New Juvie Hall in East Salinas? No Way, Some Say
January 29, 2013
(Photo: Monterey County Chief Probation Officer Manuel Real in front of the proposed site for a new juvenile hall)
Monterey County needs a new juvenile hall—but where to put it? Not East Salinas, say some, who led a staunch opposition at a meeting at the proposed construction site yesterday.
Juvenile Hall, a more than half-century old building near the Natividad Medical Center in Salinas, is in desperate disrepair, said the county's Chief Probation Officer Manuel Real. The hall is inefficiently designed, has suffered damage through time, and doesn’t have the facilities needed to adequately care for youth. A former washroom, where a table replaced a washing machine, is where therapists meet with kids, he said.
Now the county is holding a $35 million state grant, has the additional funds needed to complete the estimated $52 million project, and is looking to act.
Officials have pegged a grassy, county-owned property also near the Natividad hospital to build a new juvenile hall, which would be able to accommodate 150 youth.
Real said this is the best option, in part because it’s close to the hospital, which makes it easy for officers to obtain medical clearance for offenders. Also, the site would be near the Juvenile Court, which youth need to attend daily.
“It’s the most cost-effective (land) that meets our needs,” said Real.
Some community members disagree.
“I think it’s a lack of vision, and I’m opposed to this,” said Kathryn Ramirez, a lifelong resident of the area. She’s also an official with the Salinas Union High School District, but did not attend the meeting in that capacity.
Ramirez, and others, had a host of questions for the probation officer, like: What’s the rate of medical emergencies that justifies placement of the facility near the hospital? Was land considered in other areas, near other hospitals? Where do most of the juvenile offenders come from?
Real didn’t have specifics for all the questions, but did say officials had considered sites in places like Marina, but deemed the Salinas location to be most appropriate. Originally officials considered building the facility on the site of the current hall, but that would have been too costly and time-consuming. Real also said that historically, about half the offenders in juvenile hall and in the juvenile justice system come from Salinas.
“I don’t want this in my backyard,” said Ramirez. She added that a better solution might be to implement more prevention intervention programs, or to move the less central One Stop Career Center to the property.

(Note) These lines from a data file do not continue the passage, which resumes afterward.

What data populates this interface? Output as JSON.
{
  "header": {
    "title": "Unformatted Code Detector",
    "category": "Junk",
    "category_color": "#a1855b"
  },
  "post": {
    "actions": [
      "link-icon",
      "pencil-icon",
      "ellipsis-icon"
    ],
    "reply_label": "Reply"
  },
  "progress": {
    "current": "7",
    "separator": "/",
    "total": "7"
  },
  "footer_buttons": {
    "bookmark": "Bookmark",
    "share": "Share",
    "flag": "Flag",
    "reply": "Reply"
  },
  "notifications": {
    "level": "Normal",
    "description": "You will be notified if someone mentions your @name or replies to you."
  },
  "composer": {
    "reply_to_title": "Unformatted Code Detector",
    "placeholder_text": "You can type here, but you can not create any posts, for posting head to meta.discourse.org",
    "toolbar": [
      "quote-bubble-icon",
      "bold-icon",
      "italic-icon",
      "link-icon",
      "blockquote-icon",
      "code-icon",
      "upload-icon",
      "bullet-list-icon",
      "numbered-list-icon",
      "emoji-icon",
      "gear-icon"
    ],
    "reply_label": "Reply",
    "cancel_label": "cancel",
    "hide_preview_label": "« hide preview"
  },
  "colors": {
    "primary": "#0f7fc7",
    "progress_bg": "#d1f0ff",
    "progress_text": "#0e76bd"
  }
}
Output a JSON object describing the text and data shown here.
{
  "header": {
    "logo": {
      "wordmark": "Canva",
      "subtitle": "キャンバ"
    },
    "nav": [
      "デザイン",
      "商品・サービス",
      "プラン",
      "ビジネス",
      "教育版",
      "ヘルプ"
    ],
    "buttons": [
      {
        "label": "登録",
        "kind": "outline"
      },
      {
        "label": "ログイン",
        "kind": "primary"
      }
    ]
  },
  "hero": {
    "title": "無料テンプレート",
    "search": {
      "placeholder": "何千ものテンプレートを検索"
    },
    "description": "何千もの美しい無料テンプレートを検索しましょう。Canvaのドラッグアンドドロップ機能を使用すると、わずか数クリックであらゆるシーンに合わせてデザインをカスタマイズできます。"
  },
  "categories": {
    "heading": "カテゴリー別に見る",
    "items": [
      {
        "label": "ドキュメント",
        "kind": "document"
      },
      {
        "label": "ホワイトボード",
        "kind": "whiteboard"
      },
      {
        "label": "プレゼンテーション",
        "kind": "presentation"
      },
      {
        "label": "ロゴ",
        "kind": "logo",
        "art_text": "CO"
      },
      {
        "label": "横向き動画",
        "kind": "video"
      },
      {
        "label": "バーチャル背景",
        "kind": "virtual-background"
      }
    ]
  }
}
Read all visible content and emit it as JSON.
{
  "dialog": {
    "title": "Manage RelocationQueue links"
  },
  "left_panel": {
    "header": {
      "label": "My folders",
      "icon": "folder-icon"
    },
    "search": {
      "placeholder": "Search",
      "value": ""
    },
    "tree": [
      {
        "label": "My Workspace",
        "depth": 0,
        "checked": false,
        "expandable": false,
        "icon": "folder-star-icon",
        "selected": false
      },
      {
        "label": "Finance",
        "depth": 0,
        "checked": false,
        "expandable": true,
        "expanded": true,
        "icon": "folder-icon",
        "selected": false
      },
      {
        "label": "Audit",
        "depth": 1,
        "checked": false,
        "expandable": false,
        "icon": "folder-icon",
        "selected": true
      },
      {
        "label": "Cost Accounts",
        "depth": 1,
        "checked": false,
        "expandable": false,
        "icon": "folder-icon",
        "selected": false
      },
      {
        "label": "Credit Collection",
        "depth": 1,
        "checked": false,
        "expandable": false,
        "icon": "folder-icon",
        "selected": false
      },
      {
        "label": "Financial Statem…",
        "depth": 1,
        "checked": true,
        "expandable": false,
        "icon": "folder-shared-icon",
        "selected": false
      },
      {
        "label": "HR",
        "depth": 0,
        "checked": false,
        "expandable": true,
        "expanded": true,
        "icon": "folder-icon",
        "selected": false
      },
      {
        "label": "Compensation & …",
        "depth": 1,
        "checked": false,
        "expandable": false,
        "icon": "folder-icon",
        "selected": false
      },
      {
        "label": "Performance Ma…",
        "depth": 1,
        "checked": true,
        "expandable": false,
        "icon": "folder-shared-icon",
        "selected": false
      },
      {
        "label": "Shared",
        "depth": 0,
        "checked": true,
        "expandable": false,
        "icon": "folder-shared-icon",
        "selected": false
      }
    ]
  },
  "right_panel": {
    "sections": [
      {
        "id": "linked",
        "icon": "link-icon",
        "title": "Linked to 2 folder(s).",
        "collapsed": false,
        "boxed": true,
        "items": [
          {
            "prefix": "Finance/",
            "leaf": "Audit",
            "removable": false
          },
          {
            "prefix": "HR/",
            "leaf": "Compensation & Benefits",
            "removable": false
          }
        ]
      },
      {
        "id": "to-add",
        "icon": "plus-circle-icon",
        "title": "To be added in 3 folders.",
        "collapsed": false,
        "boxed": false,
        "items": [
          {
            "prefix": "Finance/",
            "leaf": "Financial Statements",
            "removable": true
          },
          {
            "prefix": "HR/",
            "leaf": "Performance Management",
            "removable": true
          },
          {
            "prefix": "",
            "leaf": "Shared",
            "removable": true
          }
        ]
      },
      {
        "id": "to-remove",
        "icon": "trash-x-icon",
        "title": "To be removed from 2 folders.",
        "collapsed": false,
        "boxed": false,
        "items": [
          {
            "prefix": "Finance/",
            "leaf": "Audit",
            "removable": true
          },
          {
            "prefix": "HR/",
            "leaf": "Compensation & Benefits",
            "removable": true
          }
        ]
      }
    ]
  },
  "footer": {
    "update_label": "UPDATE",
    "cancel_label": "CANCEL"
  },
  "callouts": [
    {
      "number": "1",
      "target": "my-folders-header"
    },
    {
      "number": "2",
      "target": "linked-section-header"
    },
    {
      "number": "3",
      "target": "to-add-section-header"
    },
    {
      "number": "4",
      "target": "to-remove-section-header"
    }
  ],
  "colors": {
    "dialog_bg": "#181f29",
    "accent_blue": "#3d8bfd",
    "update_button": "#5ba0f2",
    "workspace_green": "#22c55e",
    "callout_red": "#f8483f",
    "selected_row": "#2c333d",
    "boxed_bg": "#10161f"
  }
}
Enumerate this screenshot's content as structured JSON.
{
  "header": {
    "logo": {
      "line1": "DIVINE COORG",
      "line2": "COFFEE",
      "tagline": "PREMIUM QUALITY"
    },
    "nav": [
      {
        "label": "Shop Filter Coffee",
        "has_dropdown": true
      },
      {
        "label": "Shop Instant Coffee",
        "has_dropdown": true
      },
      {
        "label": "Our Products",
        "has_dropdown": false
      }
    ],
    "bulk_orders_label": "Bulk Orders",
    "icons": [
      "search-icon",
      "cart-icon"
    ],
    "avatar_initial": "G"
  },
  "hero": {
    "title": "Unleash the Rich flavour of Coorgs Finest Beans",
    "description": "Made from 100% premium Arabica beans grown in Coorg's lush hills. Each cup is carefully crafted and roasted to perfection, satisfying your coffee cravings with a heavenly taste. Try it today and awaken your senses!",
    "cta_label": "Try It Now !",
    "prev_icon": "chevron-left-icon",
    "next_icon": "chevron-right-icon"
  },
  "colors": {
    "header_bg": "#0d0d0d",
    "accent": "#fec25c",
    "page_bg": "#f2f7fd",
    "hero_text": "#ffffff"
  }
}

Real said that the city's prevention efforts and alternative programs seem to be helping stem juvenile crime, though violence is still a serious issue. Just the day before, a teenager was shot and killed in North Salinas. Salinas Police Chief Kelly McMillin, who didn't voice an opinion on the location of the new hall, later defended Real's "dynamite" work in keeping kids out of jail.
Others suggested the proposed site would do better as green space or a park, and worried a detention facility would cast negativity throughout the community.
If the project is approved by the state, there will be an Environmental Impact Report, which will allow for public review and input, officials said.
If the project moves forward, it could be three to five years before the hall is completed.